But pharmaceutical company



was prominently on the losing side, plunging more than 50% to $3.10 on a regulatory delay regarding its once-daily formulation of pain treatment tramadol. The Food and Drug Administration said that, due to certain statistical deficiencies in analysis of clinical data, the drug's efficacy

wasn't adequately proven

. This is the second approvable letter the FDA has sent Canada-based Labopharm regarding this tramadol formulation; the first was sent last September.

Elsewhere, China-based semiconductor

Trina Solar


sank 7.9% to $42.52 after launching a follow-on public offering of 5.4 million American depositary shares (ADS) for $45 apiece -- a slight discount to its most recent close -- with 3.6 million ADS to be newly issued by the company. The remainder will be sold by existing shareholders. Underwriters have a 30-day option for another 811,000 ADS in order to cover any overallotments.

Jo-Ann Stores
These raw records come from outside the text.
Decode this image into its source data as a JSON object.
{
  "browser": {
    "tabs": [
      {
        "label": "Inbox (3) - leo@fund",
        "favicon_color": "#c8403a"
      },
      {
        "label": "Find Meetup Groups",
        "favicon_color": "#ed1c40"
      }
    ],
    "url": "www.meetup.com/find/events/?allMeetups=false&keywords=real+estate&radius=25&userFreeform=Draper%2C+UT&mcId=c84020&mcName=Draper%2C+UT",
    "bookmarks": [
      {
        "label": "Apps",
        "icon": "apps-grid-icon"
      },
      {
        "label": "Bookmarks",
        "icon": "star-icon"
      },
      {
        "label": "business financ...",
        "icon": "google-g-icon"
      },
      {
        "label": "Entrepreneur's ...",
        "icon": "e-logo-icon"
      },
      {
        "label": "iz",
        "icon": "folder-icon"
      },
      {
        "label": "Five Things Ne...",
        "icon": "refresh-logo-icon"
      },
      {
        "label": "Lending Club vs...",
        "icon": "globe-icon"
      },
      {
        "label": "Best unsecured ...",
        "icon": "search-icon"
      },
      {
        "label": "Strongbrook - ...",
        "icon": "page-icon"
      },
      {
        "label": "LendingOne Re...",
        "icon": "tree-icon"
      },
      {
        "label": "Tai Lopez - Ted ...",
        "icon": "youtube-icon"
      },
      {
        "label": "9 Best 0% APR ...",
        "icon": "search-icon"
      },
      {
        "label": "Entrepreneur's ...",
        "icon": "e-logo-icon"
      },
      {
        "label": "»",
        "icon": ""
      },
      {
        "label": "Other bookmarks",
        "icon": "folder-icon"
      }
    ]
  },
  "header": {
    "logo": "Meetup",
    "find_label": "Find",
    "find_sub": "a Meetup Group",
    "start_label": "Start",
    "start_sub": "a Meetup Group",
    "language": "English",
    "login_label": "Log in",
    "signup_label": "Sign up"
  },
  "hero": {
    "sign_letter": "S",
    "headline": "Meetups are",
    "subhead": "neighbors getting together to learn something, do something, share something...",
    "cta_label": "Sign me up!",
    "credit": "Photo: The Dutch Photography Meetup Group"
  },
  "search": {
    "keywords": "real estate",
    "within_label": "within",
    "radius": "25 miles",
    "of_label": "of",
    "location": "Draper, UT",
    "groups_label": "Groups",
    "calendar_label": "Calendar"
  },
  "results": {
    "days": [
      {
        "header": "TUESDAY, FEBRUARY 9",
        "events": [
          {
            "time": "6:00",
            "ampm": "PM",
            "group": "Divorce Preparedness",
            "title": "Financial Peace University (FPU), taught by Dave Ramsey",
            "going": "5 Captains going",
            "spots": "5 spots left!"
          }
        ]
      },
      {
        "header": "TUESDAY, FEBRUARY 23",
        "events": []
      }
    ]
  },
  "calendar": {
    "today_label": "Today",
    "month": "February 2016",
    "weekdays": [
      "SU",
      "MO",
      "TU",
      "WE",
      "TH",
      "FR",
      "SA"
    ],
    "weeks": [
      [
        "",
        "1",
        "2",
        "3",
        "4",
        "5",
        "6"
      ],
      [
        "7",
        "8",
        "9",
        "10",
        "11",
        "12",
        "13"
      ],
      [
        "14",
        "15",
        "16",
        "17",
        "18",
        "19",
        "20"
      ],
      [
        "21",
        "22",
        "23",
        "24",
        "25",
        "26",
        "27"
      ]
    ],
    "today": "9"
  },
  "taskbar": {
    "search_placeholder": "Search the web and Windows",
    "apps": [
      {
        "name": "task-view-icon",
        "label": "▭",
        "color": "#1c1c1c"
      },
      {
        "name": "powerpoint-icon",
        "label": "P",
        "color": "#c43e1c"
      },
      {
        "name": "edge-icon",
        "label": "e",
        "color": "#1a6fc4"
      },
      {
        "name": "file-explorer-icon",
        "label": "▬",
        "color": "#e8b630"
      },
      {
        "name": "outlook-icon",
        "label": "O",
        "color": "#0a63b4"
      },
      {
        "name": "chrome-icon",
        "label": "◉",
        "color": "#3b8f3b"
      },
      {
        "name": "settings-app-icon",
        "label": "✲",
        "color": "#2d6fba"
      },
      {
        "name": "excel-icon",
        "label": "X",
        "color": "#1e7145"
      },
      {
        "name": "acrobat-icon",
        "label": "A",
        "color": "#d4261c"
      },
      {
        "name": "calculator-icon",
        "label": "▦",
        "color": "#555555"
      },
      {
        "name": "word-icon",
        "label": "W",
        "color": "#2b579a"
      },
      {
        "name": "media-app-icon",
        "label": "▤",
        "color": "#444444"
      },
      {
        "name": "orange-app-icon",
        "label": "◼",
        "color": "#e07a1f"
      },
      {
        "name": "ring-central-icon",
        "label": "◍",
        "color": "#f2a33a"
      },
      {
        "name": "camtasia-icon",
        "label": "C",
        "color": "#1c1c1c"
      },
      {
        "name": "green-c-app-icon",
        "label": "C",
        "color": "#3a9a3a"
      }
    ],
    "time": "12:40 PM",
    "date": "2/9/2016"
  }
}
, meanwhile, suffered from a negative analyst call. Shares fell 3.1% to $32.77 after a BB&T Capital Markets analyst said that a potential takeout of the crafts retailer, rumors of which boosted the stock Thursday, is already baked into the share price. The analyst cut the Ohio-based company to underweight from hold.

More broadly, however, the Russell 2000 and the S&P SmallCap 600 indices were each lately tacking on 0.6%.